**What needs to be done:**
Your answer should be one number: how many lines of the data include the string "folder"?

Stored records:
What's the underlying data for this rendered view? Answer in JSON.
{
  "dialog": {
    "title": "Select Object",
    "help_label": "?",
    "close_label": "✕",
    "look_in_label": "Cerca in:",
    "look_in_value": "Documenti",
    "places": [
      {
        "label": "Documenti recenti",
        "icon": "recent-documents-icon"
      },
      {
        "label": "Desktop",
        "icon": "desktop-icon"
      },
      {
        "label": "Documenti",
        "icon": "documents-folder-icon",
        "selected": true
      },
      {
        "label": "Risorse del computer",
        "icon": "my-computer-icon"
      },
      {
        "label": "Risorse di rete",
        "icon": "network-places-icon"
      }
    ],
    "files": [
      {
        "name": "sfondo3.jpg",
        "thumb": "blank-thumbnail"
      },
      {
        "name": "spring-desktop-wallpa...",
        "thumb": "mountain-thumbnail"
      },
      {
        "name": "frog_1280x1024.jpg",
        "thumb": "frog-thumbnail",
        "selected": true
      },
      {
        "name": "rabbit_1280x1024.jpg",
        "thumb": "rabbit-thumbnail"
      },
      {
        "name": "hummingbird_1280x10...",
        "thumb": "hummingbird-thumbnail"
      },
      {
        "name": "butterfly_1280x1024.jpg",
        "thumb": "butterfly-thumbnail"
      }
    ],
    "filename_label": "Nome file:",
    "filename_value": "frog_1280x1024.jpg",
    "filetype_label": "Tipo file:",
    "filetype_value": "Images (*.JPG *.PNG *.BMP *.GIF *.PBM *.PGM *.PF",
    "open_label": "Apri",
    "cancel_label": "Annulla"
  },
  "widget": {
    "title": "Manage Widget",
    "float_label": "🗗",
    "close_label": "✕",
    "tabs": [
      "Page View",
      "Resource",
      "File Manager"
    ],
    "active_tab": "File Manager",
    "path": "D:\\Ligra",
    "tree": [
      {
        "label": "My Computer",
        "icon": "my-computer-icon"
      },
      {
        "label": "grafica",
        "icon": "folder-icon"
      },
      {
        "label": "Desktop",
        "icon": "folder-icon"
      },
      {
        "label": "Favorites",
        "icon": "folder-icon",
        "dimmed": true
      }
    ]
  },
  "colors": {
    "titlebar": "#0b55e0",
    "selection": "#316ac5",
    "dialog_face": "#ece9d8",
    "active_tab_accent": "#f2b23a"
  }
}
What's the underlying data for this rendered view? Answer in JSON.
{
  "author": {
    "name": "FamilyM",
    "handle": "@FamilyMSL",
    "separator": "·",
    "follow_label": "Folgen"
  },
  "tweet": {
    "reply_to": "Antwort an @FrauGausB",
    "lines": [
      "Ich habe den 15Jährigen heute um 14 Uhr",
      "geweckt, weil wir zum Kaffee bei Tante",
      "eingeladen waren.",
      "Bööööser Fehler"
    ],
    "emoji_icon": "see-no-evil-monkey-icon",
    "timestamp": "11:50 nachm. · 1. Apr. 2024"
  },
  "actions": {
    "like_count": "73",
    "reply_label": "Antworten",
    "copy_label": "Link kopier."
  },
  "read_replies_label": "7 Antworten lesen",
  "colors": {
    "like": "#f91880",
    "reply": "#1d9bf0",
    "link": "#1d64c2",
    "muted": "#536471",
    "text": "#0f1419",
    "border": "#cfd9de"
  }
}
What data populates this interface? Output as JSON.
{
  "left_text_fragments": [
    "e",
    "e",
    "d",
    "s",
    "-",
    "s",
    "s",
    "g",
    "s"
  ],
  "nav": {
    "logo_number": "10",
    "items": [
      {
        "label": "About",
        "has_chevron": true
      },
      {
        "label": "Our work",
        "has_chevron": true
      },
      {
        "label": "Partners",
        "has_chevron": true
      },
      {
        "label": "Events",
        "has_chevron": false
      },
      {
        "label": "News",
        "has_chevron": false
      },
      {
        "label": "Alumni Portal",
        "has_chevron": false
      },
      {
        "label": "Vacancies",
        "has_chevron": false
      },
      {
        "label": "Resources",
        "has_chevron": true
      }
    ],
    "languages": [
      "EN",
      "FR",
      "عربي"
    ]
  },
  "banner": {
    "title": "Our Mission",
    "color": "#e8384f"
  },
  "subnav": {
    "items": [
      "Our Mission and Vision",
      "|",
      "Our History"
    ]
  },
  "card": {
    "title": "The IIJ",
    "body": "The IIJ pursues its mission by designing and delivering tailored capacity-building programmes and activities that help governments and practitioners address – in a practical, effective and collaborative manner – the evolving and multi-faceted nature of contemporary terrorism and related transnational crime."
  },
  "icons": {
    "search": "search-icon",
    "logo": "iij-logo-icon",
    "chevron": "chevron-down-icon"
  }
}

**Output for this exercise:**
4